_Task objective:_ Only the lines containing "label" should appear in the answer, copied from the listing below.

_Provided records:_
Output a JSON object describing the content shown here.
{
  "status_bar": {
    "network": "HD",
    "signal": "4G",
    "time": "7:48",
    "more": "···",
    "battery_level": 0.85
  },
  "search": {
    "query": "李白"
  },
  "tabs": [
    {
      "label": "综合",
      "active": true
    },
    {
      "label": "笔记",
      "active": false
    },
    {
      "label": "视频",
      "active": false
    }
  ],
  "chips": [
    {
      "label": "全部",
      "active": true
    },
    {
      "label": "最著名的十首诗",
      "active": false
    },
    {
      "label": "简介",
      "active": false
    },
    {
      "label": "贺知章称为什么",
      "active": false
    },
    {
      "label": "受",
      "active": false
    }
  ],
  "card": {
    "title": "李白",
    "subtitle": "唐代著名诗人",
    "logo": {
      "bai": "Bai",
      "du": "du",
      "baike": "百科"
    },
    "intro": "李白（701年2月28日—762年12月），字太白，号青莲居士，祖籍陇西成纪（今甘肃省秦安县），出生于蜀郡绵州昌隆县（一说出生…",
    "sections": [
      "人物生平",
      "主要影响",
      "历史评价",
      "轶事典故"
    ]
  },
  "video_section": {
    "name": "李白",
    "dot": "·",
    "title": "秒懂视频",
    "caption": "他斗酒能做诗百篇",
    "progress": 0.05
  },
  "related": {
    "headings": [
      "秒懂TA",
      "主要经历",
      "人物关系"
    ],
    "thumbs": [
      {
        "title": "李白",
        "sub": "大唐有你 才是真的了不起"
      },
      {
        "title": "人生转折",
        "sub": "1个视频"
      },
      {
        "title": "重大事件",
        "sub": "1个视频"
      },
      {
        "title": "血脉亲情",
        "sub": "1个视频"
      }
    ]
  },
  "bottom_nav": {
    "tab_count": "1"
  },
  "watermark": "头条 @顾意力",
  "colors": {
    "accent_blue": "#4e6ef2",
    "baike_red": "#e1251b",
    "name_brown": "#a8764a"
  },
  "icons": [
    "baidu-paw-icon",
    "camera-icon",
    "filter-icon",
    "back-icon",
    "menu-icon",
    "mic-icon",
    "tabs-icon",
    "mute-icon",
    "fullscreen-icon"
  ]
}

_Completed exercise:_
      "label": "综合",
      "label": "笔记",
      "label": "视频",
      "label": "全部",
      "label": "最著名的十首诗",
      "label": "简介",
      "label": "贺知章称为什么",
      "label": "受",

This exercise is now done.